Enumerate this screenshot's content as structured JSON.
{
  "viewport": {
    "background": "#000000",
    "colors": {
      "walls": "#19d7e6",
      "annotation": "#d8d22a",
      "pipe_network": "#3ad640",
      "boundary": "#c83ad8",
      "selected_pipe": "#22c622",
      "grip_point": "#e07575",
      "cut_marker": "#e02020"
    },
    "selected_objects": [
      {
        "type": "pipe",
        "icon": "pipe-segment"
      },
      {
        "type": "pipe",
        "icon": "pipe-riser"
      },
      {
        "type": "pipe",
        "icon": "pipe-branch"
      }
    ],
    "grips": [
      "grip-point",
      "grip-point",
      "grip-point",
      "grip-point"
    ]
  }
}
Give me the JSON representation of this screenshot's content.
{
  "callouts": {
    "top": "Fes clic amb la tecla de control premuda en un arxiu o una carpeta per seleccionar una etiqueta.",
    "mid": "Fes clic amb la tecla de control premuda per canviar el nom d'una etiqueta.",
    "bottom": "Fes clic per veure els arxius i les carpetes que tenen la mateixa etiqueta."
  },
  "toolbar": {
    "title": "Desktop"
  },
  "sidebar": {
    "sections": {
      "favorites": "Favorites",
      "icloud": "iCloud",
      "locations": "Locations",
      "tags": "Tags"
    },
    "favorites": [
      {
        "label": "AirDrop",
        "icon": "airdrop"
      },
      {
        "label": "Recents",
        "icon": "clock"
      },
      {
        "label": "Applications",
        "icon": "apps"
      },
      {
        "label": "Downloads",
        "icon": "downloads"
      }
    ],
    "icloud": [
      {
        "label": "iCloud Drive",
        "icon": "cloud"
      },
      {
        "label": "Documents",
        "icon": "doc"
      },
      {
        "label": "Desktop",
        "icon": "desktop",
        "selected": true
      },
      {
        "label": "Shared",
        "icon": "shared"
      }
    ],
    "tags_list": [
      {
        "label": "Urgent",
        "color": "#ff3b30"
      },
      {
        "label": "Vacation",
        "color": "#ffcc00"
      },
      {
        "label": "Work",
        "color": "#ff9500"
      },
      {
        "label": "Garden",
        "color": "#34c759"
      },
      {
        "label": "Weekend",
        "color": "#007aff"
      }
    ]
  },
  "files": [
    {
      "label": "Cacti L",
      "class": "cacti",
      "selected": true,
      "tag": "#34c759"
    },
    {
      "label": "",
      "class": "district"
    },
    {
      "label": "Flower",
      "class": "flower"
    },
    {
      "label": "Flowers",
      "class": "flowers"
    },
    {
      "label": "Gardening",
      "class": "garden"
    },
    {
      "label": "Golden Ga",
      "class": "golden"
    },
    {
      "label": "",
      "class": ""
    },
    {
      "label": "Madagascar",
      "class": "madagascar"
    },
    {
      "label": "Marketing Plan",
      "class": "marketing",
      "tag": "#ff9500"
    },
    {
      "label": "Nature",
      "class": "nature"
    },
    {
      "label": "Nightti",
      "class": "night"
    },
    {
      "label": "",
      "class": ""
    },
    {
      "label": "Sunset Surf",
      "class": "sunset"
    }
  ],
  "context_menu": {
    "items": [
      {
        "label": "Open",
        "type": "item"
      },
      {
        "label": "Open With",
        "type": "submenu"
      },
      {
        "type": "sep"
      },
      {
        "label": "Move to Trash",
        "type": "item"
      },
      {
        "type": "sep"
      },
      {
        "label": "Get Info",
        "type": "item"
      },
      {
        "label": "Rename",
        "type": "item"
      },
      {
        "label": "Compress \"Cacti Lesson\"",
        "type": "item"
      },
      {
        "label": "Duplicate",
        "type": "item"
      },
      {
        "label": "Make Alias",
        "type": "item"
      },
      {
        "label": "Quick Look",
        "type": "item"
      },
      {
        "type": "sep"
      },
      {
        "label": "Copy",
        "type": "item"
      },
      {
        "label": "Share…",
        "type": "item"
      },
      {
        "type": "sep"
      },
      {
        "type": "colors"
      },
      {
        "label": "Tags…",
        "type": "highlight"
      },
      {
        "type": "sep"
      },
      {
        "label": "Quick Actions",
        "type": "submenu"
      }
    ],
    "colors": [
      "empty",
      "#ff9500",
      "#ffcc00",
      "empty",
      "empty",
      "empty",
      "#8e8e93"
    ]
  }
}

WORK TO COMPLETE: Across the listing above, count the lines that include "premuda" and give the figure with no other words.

EXERCISE SOLUTION: 2